Dataset entries =>
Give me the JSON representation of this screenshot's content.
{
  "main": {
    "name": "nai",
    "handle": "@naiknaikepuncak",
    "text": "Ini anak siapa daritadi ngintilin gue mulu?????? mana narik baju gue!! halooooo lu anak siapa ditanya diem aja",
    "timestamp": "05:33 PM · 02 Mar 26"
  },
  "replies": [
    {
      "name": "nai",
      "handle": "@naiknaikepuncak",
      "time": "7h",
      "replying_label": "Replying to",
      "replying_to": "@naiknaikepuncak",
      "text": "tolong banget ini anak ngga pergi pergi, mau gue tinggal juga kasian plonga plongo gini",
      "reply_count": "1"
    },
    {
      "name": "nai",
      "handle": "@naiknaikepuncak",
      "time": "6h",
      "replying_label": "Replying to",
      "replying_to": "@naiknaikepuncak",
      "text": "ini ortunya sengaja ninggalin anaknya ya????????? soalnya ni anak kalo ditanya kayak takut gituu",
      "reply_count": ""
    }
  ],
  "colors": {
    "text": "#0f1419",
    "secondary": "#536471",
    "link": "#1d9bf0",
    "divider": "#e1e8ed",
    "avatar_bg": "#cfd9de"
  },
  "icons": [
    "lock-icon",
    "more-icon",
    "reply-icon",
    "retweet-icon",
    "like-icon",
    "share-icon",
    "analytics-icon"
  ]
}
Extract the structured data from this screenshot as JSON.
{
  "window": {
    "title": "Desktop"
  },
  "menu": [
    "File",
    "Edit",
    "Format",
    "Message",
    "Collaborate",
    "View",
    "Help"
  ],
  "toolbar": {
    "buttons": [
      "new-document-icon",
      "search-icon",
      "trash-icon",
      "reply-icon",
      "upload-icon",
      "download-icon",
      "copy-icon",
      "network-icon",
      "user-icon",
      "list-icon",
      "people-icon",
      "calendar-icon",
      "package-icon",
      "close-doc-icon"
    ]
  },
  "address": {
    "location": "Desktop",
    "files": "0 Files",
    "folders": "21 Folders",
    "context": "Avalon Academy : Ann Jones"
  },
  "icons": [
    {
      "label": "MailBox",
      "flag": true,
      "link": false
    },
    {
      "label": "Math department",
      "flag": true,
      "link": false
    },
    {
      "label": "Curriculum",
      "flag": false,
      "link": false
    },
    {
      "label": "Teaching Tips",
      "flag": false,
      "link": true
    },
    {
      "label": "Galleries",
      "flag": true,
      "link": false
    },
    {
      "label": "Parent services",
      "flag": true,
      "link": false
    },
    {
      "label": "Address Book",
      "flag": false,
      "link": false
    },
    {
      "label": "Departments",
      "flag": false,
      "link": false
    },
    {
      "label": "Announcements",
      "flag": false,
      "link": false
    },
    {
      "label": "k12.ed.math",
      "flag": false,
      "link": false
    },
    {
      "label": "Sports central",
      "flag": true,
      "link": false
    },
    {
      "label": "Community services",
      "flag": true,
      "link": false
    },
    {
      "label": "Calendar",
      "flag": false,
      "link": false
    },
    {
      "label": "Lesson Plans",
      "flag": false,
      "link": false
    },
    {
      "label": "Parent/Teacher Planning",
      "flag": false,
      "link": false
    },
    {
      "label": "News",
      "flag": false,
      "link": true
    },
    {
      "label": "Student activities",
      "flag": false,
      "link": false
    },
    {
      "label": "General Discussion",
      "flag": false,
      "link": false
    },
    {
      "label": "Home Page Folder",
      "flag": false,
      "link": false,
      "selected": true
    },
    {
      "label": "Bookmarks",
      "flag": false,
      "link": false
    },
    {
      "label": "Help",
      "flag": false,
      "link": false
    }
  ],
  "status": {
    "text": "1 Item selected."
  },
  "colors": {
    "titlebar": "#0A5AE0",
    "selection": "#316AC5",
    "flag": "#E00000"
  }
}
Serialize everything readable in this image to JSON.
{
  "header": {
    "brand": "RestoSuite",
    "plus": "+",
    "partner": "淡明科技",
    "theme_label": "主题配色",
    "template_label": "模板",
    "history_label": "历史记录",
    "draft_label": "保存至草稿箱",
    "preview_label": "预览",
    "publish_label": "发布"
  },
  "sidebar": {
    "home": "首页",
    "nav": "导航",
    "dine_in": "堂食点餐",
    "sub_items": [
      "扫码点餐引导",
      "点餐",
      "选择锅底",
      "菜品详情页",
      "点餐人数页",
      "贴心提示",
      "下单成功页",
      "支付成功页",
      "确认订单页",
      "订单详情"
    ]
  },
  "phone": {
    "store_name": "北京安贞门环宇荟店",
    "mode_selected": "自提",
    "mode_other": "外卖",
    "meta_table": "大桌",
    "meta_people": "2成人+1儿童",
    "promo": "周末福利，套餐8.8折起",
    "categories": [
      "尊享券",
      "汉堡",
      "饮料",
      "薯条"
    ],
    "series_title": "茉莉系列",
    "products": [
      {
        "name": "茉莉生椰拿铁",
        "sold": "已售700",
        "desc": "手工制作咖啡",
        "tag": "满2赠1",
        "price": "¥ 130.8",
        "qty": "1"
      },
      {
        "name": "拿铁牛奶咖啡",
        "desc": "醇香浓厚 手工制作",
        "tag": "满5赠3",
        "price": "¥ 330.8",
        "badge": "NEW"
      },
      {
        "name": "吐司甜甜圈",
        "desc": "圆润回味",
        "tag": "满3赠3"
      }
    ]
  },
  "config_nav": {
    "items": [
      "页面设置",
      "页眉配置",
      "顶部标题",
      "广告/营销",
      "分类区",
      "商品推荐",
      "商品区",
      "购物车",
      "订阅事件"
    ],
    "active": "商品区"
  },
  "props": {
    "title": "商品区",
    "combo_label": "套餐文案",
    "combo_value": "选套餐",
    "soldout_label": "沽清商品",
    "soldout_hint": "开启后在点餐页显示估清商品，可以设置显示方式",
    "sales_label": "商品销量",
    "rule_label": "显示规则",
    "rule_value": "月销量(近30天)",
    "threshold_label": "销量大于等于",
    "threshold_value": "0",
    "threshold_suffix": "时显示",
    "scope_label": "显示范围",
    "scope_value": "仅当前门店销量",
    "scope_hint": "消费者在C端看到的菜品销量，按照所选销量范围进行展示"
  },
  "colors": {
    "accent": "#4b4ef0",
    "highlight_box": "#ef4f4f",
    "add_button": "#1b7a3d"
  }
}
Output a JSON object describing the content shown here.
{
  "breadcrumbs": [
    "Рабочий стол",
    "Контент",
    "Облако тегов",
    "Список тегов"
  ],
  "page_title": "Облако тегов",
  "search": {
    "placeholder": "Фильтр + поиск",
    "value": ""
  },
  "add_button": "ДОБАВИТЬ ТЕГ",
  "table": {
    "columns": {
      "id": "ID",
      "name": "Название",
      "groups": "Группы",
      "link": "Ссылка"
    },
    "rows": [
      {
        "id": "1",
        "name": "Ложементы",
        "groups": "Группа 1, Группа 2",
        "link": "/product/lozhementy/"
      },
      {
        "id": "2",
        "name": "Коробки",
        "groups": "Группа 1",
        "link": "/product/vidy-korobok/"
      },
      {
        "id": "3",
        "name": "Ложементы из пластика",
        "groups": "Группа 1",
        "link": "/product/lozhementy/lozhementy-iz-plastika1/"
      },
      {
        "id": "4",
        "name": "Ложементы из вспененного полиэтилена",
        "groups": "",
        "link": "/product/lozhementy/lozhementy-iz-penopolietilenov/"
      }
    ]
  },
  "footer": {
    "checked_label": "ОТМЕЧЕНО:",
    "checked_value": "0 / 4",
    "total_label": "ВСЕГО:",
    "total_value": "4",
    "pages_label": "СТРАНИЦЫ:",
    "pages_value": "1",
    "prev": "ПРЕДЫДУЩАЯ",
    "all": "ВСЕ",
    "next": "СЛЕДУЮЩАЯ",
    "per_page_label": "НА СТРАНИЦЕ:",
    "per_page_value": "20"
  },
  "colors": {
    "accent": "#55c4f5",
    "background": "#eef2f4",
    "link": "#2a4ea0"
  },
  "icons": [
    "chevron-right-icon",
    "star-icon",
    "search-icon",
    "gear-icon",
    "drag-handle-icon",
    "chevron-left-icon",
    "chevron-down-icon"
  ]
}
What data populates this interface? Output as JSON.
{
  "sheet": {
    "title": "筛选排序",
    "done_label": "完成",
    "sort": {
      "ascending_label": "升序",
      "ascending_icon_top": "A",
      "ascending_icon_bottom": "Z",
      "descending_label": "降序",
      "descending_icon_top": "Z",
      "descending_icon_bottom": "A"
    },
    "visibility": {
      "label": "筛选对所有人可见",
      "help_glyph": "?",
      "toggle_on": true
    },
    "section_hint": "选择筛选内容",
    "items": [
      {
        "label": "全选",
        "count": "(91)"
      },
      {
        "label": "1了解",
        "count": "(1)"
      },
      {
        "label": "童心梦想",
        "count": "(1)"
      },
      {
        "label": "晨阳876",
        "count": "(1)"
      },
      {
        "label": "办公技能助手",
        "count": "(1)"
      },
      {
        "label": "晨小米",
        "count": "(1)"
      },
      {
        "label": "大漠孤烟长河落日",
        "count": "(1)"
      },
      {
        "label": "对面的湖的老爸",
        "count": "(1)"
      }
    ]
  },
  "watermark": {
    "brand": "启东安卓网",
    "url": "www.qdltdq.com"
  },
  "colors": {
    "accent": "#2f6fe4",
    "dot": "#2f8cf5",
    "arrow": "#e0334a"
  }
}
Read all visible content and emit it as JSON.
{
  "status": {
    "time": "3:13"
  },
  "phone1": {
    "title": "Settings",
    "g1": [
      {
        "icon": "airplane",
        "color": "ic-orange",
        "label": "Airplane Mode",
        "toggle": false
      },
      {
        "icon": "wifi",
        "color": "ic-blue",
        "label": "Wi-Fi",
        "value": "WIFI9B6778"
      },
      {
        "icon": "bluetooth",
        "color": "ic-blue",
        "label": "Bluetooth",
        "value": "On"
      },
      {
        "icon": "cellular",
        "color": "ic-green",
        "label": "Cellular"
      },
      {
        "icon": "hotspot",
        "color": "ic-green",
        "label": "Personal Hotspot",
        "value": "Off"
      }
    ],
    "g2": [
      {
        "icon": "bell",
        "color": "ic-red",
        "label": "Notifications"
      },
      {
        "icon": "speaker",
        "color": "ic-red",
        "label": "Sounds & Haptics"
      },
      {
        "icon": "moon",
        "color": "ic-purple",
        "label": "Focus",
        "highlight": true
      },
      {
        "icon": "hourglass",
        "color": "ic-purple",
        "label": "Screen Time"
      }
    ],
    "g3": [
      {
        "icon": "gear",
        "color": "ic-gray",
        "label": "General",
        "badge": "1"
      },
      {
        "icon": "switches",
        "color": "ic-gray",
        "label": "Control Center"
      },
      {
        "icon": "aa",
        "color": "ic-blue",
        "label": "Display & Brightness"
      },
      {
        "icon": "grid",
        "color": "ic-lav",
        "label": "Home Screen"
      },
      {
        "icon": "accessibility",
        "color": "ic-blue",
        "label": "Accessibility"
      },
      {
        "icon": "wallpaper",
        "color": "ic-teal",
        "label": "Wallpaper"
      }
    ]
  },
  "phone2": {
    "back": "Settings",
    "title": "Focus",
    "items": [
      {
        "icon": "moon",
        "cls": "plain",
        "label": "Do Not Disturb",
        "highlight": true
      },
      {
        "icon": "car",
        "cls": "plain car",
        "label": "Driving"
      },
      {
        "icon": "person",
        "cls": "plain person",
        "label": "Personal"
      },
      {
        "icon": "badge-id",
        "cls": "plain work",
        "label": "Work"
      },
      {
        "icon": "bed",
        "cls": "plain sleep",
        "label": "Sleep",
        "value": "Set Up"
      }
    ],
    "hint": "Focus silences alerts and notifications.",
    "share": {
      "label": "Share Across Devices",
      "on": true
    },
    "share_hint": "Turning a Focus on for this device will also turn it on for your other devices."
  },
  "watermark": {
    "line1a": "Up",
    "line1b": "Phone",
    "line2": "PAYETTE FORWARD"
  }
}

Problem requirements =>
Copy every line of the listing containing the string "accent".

The answer =>
    "accent": "#4b4ef0",
    "accent": "#55c4f5",
    "accent": "#2f6fe4",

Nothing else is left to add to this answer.